*ASSIGNMENT*:
Please retype all of the entries that follow, leaving the images out.

*EXTRACTED MATERIAL*:

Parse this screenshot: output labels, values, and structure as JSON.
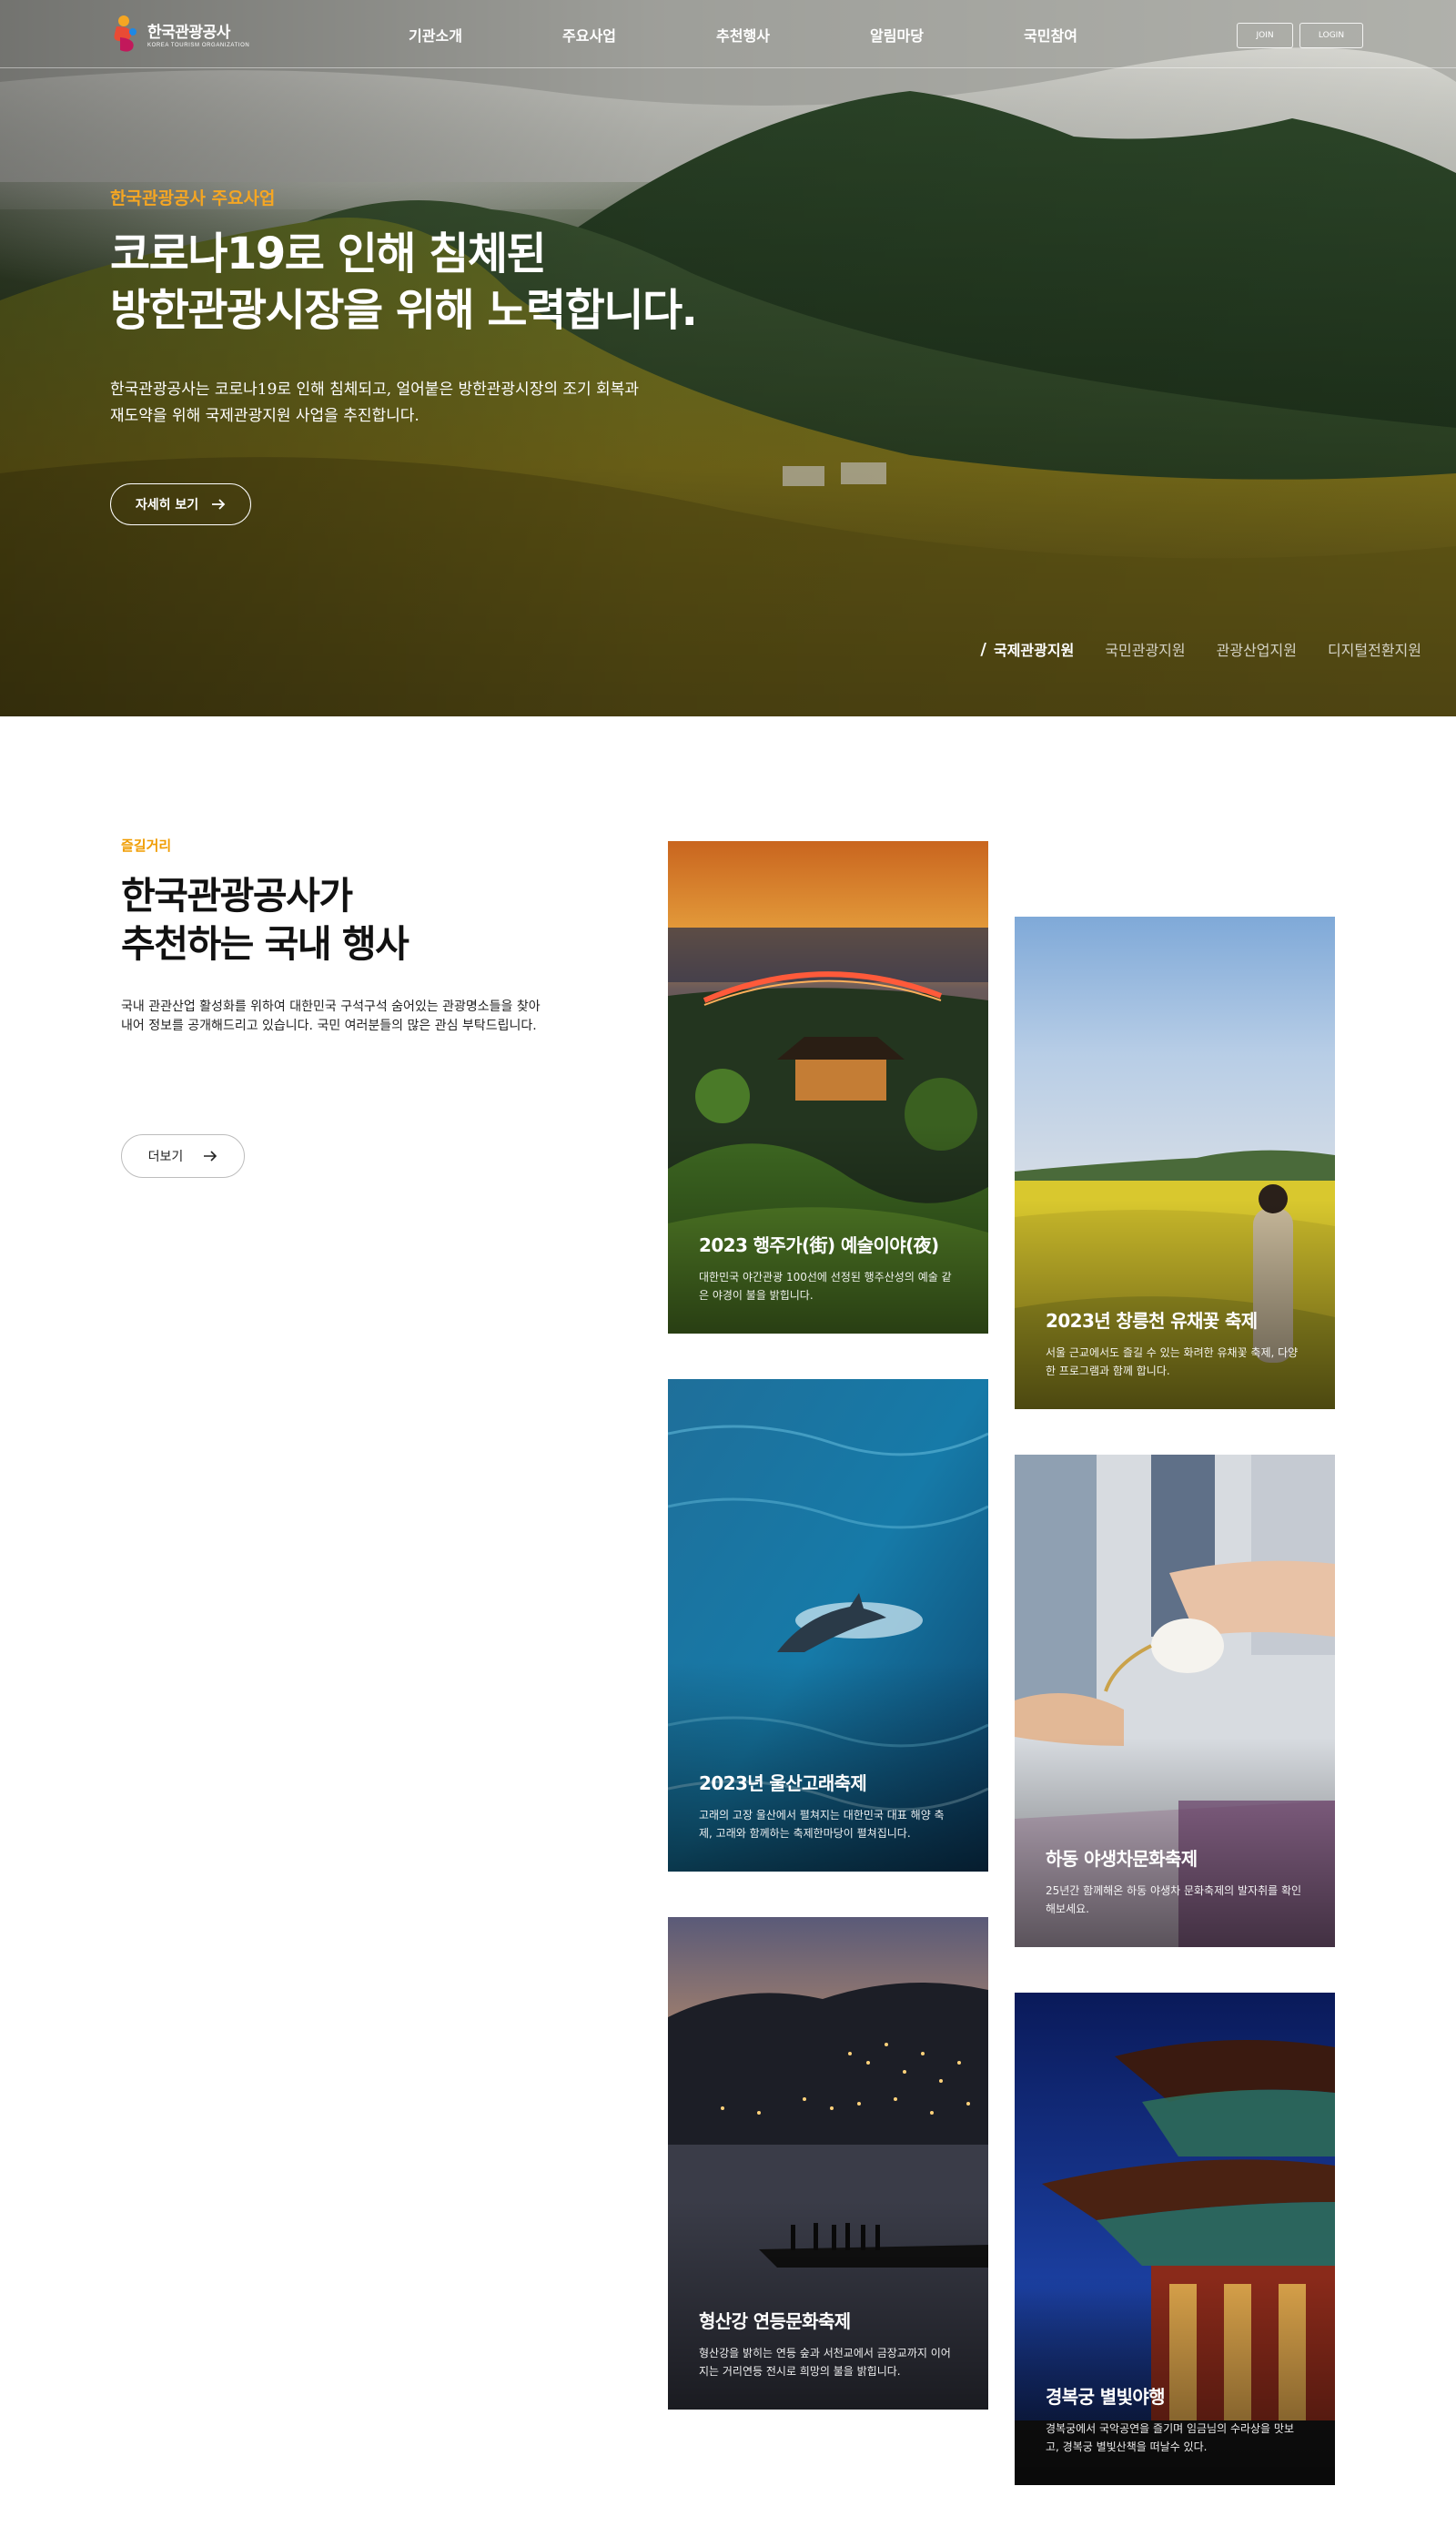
{
  "header": {
    "logo_kr": "한국관광공사",
    "logo_en": "KOREA TOURISM ORGANIZATION",
    "nav": [
      "기관소개",
      "주요사업",
      "추천행사",
      "알림마당",
      "국민참여"
    ],
    "join_label": "JOIN",
    "login_label": "LOGIN"
  },
  "hero": {
    "eyebrow": "한국관광공사 주요사업",
    "title_line1": "코로나19로 인해 침체된",
    "title_line2": "방한관광시장을 위해 노력합니다.",
    "desc_line1": "한국관광공사는 코로나19로 인해 침체되고, 얼어붙은 방한관광시장의 조기 회복과",
    "desc_line2": "재도약을 위해 국제관광지원 사업을 추진합니다.",
    "button_label": "자세히 보기",
    "tabs": [
      "국제관광지원",
      "국민관광지원",
      "관광산업지원",
      "디지털전환지원"
    ],
    "active_tab": "국제관광지원",
    "accent_color": "#f5a623"
  },
  "festival": {
    "eyebrow": "즐길거리",
    "title_line1": "한국관광공사가",
    "title_line2": "추천하는 국내 행사",
    "desc": "국내 관관산업 활성화를 위하여 대한민국 구석구석 숨어있는 관광명소들을 찾아내어 정보를 공개해드리고 있습니다. 국민 여러분들의 많은 관심 부탁드립니다.",
    "more_label": "더보기",
    "eyebrow_color": "#f09c00",
    "cards": [
      {
        "title": "2023 행주가(街) 예술이야(夜)",
        "desc": "대한민국 야간관광 100선에 선정된 행주산성의 예술 같은 야경이 불을 밝힙니다."
      },
      {
        "title": "2023년 창릉천 유채꽃 축제",
        "desc": "서울 근교에서도 즐길 수 있는 화려한 유채꽃 축제, 다양한 프로그램과 함께 합니다."
      },
      {
        "title": "2023년 울산고래축제",
        "desc": "고래의 고장 울산에서 펼쳐지는 대한민국 대표 해양 축제, 고래와 함께하는 축제한마당이 펼쳐집니다."
      },
      {
        "title": "하동 야생차문화축제",
        "desc": "25년간 함께해온 하동 야생차 문화축제의 발자취를 확인해보세요."
      },
      {
        "title": "형산강 연등문화축제",
        "desc": "형산강을 밝히는 연등 숲과 서천교에서 금장교까지 이어지는 거리연등 전시로 희망의 불을 밝힙니다."
      },
      {
        "title": "경복궁 별빛야행",
        "desc": "경복궁에서 국악공연을 즐기며 임금님의 수라상을 맛보고, 경복궁 별빛산책을 떠날수 있다."
      }
    ]
  }
}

*TASK RESULT*:
Parse this screenshot: output labels, values, and structure as JSON.
{
  "header": {
    "logo_kr": "한국관광공사",
    "logo_en": "KOREA TOURISM ORGANIZATION",
    "nav": [
      "기관소개",
      "주요사업",
      "추천행사",
      "알림마당",
      "국민참여"
    ],
    "join_label": "JOIN",
    "login_label": "LOGIN"
  },
  "hero": {
    "eyebrow": "한국관광공사 주요사업",
    "title_line1": "코로나19로 인해 침체된",
    "title_line2": "방한관광시장을 위해 노력합니다.",
    "desc_line1": "한국관광공사는 코로나19로 인해 침체되고, 얼어붙은 방한관광시장의 조기 회복과",
    "desc_line2": "재도약을 위해 국제관광지원 사업을 추진합니다.",
    "button_label": "자세히 보기",
    "tabs": [
      "국제관광지원",
      "국민관광지원",
      "관광산업지원",
      "디지털전환지원"
    ],
    "active_tab": "국제관광지원",
    "accent_color": "#f5a623"
  },
  "festival": {
    "eyebrow": "즐길거리",
    "title_line1": "한국관광공사가",
    "title_line2": "추천하는 국내 행사",
    "desc": "국내 관관산업 활성화를 위하여 대한민국 구석구석 숨어있는 관광명소들을 찾아내어 정보를 공개해드리고 있습니다. 국민 여러분들의 많은 관심 부탁드립니다.",
    "more_label": "더보기",
    "eyebrow_color": "#f09c00",
    "cards": [
      {
        "title": "2023 행주가(街) 예술이야(夜)",
        "desc": "대한민국 야간관광 100선에 선정된 행주산성의 예술 같은 야경이 불을 밝힙니다."
      },
      {
        "title": "2023년 창릉천 유채꽃 축제",
        "desc": "서울 근교에서도 즐길 수 있는 화려한 유채꽃 축제, 다양한 프로그램과 함께 합니다."
      },
      {
        "title": "2023년 울산고래축제",
        "desc": "고래의 고장 울산에서 펼쳐지는 대한민국 대표 해양 축제, 고래와 함께하는 축제한마당이 펼쳐집니다."
      },
      {
        "title": "하동 야생차문화축제",
        "desc": "25년간 함께해온 하동 야생차 문화축제의 발자취를 확인해보세요."
      },
      {
        "title": "형산강 연등문화축제",
        "desc": "형산강을 밝히는 연등 숲과 서천교에서 금장교까지 이어지는 거리연등 전시로 희망의 불을 밝힙니다."
      },
      {
        "title": "경복궁 별빛야행",
        "desc": "경복궁에서 국악공연을 즐기며 임금님의 수라상을 맛보고, 경복궁 별빛산책을 떠날수 있다."
      }
    ]
  }
}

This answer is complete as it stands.